24 Mar 2016
The coronial inquest into the death of Ms Caroline Lovell has made a number of recommendations for AHPRA and the NMBA.
As a result of a coronial inquest into the death of Ms Caroline Lovell, the State Coroner of Victoria has made a number of recommendations for the Australian Health Practitioner Regulation Agency (AHPRA) and the Nursing and Midwifery Board of Australia (NMBA).
Recommendations include that the:
- Department of Health and Human Services, in conjunction with AHPRA, examines the adequacy of the regulatory system currently in place and develops a specific framework for privately contracted midwives, working in the setting of a home
- NMBA develops specific guidelines to define mandatory clinical competency and clinical experience standards, for privately contracted midwives, working in the setting of a home
- NMBA develops a system of monitoring mandatory clinical competency and clinical experience standards, for privately contracted midwives, working in the setting of a home, and
- Department of Health and Human Services, in conjunction with AHPRA, examines the question of whether there is a need to create a regulatory offence that would prohibit the receipt either directly or indirectly of a financial commission of any type for attending at a place of birth while being an unregistered midwife (or medical practitioner).
Ms Gaye Demanuele, who was a midwife in attendance at the birth where Ms Lovell died, surrendered her registration on 31 May 2012 and has not been registered since that time.
‘The avoidable death of a young woman is a tragic outcome and I wish to extend my deepest sympathies to Ms Lovell’s family and loved ones, said Dr Lynette Cusack RN, Chair of the NMBA.
‘The NMBA supports every woman’s right to choose where and how they give birth. Members of the midwifery profession have an obligation to practise safely and to a professional standard that protects the health and safety of the public, whether they are supporting women giving birth in a hospital or in the home’, Dr Cusack continued.
AHPRA CEO Mr Martin Fletcher said he would work closely with Dr Cusack to consider the Coroner’s recommendations and see if steps need to be taken to strengthen public protection.
‘Our number one priority is to protect the public. If there is work that we can do under our current legislation to better protect the public we will do so. If there is work that is outside of our legislation and jurisdiction, we will raise this with the relevant agencies’, said Mr Fletcher.
The full findings of the Coroner’s Court and its recommendations, which were delivered on 24 March 2016, are on the Coroner’s Court of Victoria website.
Background information about the regulation of individual midwives in Australia

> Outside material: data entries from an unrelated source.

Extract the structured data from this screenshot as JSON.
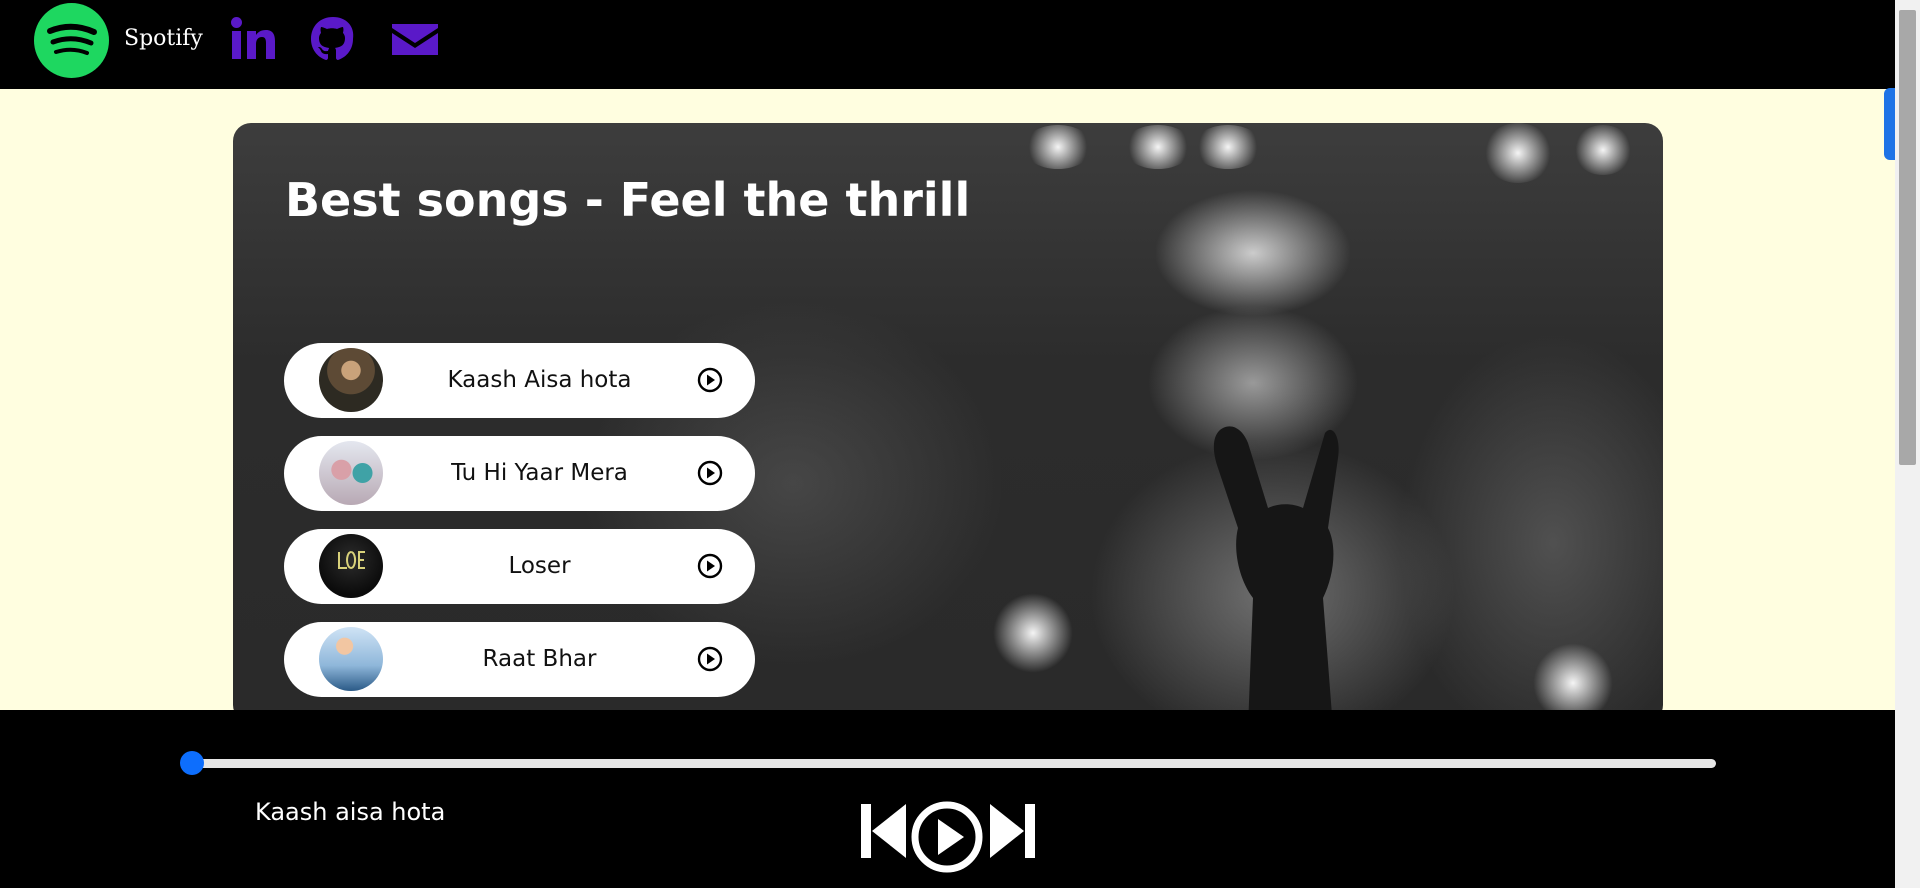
{
  "header": {
    "brand": "Spotify",
    "logo_icon": "spotify-logo-icon",
    "social": [
      {
        "name": "linkedin-icon"
      },
      {
        "name": "github-icon"
      },
      {
        "name": "email-icon"
      }
    ],
    "colors": {
      "header_bg": "#000000",
      "social": "#5a19c8",
      "logo": "#1ed760"
    }
  },
  "hero": {
    "title": "Best songs - Feel the thrill"
  },
  "songs": [
    {
      "title": "Kaash Aisa hota",
      "play_icon": "play-circle-icon"
    },
    {
      "title": "Tu Hi Yaar Mera",
      "play_icon": "play-circle-icon"
    },
    {
      "title": "Loser",
      "play_icon": "play-circle-icon"
    },
    {
      "title": "Raat Bhar",
      "play_icon": "play-circle-icon"
    }
  ],
  "player": {
    "now_playing": "Kaash aisa hota",
    "progress_percent": 0,
    "controls": [
      "previous-icon",
      "play-circle-icon",
      "next-icon"
    ],
    "accent": "#0d6efd"
  },
  "page_bg": "#fffee0"
}
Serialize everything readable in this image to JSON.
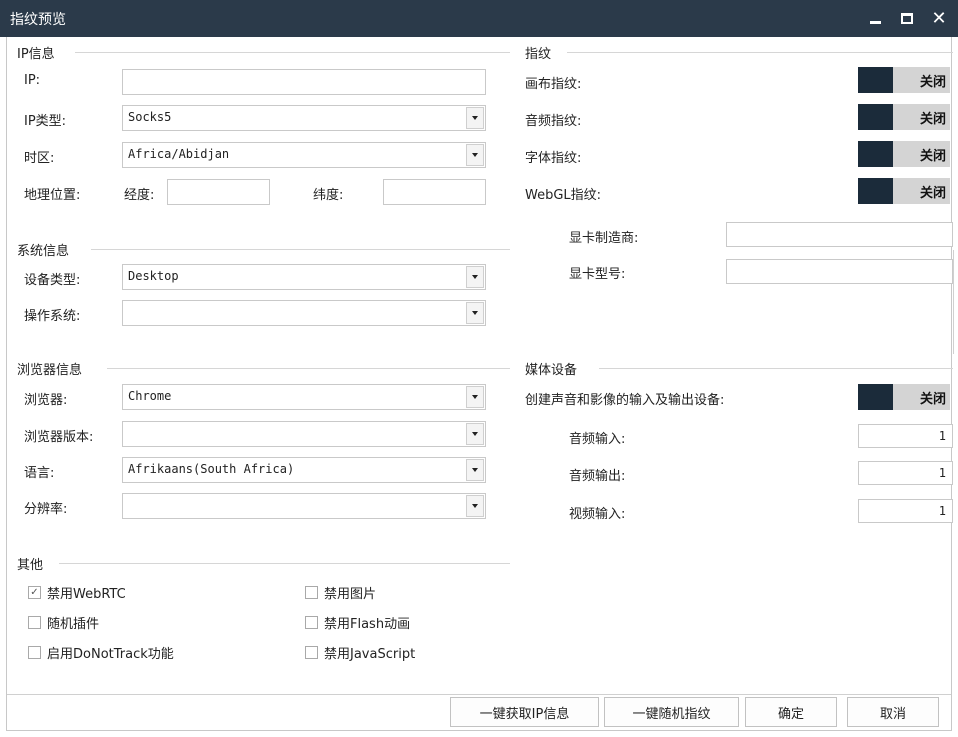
{
  "window": {
    "title": "指纹预览"
  },
  "ip_section": {
    "title": "IP信息",
    "ip_label": "IP:",
    "ip_value": "",
    "type_label": "IP类型:",
    "type_value": "Socks5",
    "tz_label": "时区:",
    "tz_value": "Africa/Abidjan",
    "geo_label": "地理位置:",
    "lon_label": "经度:",
    "lon_value": "",
    "lat_label": "纬度:",
    "lat_value": ""
  },
  "system_section": {
    "title": "系统信息",
    "device_label": "设备类型:",
    "device_value": "Desktop",
    "os_label": "操作系统:",
    "os_value": ""
  },
  "browser_section": {
    "title": "浏览器信息",
    "browser_label": "浏览器:",
    "browser_value": "Chrome",
    "version_label": "浏览器版本:",
    "version_value": "",
    "lang_label": "语言:",
    "lang_value": "Afrikaans(South Africa)",
    "res_label": "分辨率:",
    "res_value": ""
  },
  "fingerprint_section": {
    "title": "指纹",
    "canvas_label": "画布指纹:",
    "canvas_state": "关闭",
    "audio_label": "音频指纹:",
    "audio_state": "关闭",
    "font_label": "字体指纹:",
    "font_state": "关闭",
    "webgl_label": "WebGL指纹:",
    "webgl_state": "关闭",
    "vendor_label": "显卡制造商:",
    "vendor_value": "",
    "model_label": "显卡型号:",
    "model_value": ""
  },
  "media_section": {
    "title": "媒体设备",
    "create_label": "创建声音和影像的输入及输出设备:",
    "create_state": "关闭",
    "audio_in_label": "音频输入:",
    "audio_in_value": "1",
    "audio_out_label": "音频输出:",
    "audio_out_value": "1",
    "video_in_label": "视频输入:",
    "video_in_value": "1"
  },
  "other_section": {
    "title": "其他",
    "webrtc": {
      "label": "禁用WebRTC",
      "checked": true
    },
    "random_plugins": {
      "label": "随机插件",
      "checked": false
    },
    "dnt": {
      "label": "启用DoNotTrack功能",
      "checked": false
    },
    "no_images": {
      "label": "禁用图片",
      "checked": false
    },
    "no_flash": {
      "label": "禁用Flash动画",
      "checked": false
    },
    "no_js": {
      "label": "禁用JavaScript",
      "checked": false
    }
  },
  "buttons": {
    "get_ip": "一键获取IP信息",
    "random_fp": "一键随机指纹",
    "ok": "确定",
    "cancel": "取消"
  },
  "colors": {
    "titlebar": "#2b3a4a",
    "toggle_dark": "#1b2b3a",
    "toggle_light": "#d4d4d4"
  }
}
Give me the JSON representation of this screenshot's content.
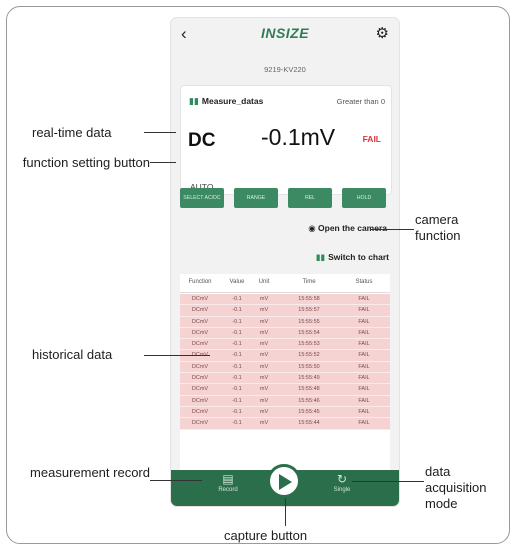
{
  "app": {
    "brand": "INSIZE",
    "device": "9219-KV220",
    "back_icon": "back-arrow-icon",
    "settings_icon": "gear-icon"
  },
  "card": {
    "title": "Measure_datas",
    "condition": "Greater than 0",
    "mode": "DC",
    "value": "-0.1mV",
    "status": "FAIL",
    "range_mode": "AUTO"
  },
  "function_buttons": [
    "SELECT AC/DC",
    "RANGE",
    "REL",
    "HOLD"
  ],
  "actions": {
    "camera": "Open the camera",
    "chart": "Switch to chart"
  },
  "table": {
    "headers": [
      "Function",
      "Value",
      "Unit",
      "Time",
      "Status"
    ],
    "rows": [
      [
        "DCmV",
        "-0.1",
        "mV",
        "15:55:58",
        "FAIL"
      ],
      [
        "DCmV",
        "-0.1",
        "mV",
        "15:55:57",
        "FAIL"
      ],
      [
        "DCmV",
        "-0.1",
        "mV",
        "15:55:55",
        "FAIL"
      ],
      [
        "DCmV",
        "-0.1",
        "mV",
        "15:55:54",
        "FAIL"
      ],
      [
        "DCmV",
        "-0.1",
        "mV",
        "15:55:53",
        "FAIL"
      ],
      [
        "DCmV",
        "-0.1",
        "mV",
        "15:55:52",
        "FAIL"
      ],
      [
        "DCmV",
        "-0.1",
        "mV",
        "15:55:50",
        "FAIL"
      ],
      [
        "DCmV",
        "-0.1",
        "mV",
        "15:55:49",
        "FAIL"
      ],
      [
        "DCmV",
        "-0.1",
        "mV",
        "15:55:48",
        "FAIL"
      ],
      [
        "DCmV",
        "-0.1",
        "mV",
        "15:55:46",
        "FAIL"
      ],
      [
        "DCmV",
        "-0.1",
        "mV",
        "15:55:45",
        "FAIL"
      ],
      [
        "DCmV",
        "-0.1",
        "mV",
        "15:55:44",
        "FAIL"
      ]
    ]
  },
  "nav": {
    "record": "Record",
    "single": "Single"
  },
  "annotations": {
    "realtime": "real-time data",
    "function_setting": "function setting button",
    "camera": "camera function",
    "historical": "historical data",
    "measurement_record": "measurement record",
    "acquisition": "data acquisition mode",
    "capture": "capture button"
  },
  "colors": {
    "brand_green": "#2f7d57",
    "nav_green": "#2b6e4c",
    "fail_red": "#d23a3a",
    "row_pink": "#f6d3d3"
  }
}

The NMBA published the Safety and quality framework for privately practising midwives attending homebirths in 2011, which privately practising midwives (PPMs) attending homebirths are required to comply with. The NMBA has revised the framework and developed the Safety and quality guidelines for privately practising midwives, which takes effect on 1 January 2017 (the current framework applies until that date). These guidelines strengthen the compliance requirements for PPMs and sets out the audit of practice to ensure compliance will occur. The guidelines were published on 1 February 2016 and are available on the NMBA website.
The NMBA published the National competency standards for midwives on 1 July 2010, these standards are the core competency standards by which a midwifes’ performance is assessed to obtain and retain registration as a midwife in Australia. These are the core competency standards and provide the framework for assessing competence of midwives. They are used by the National Board as part of the annual registration renewal process and to assess midwives:
- educated overseas seeking to work in Australia
- returning to work after breaks in service, or
- involved in professional conduct matters.
The NMBA Code of professional conduct for midwives and Professional boundaries for midwives provide a framework for accountable and responsible midwifery practice in all contexts.
At the annual renewal of registration midwives are required to make a declaration that they comply with the NMBA mandatory registration standards:
- professional indemnity insurance (PII)
- criminal history
- recency of practice, and
- continuing professional development.
In accordance with the NMBA continuing professional development (CPD) registration standard, midwives must complete a minimum of 20 hours of CPD annually. CPD is an important foundation of lifelong learning and helps midwives maintain their competence.
The NMBA has an ongoing process of auditing compliance with the above registration standards. The NMBA will audit the practice of PPMs against the Safety and quality guidelines for privately practising midwives.
The review of the National Registration and Accreditation Scheme, recommendation 12 stated that: The protection of the practice of birthing services to be adopted nationally, consistent with the South Australian amendment. This was not accepted by Health Ministers who stated that: Ministers agree that individual jurisdictions may choose to adopt further regulatory and non-regulatory measures to support safe birthing practice in accordance with local circumstances.
For more information
- Visit the NMBA or AHPRA websites
- For registration enquiries: 1300 419 495 (within Australia) +61 3 9275 9009 (overseas callers)
- For media enquiries: (03) 8708 9200
Download a PDF of this Media statement - Coroner's Court recommendations - 24 March 2016 (308 KB,PDF)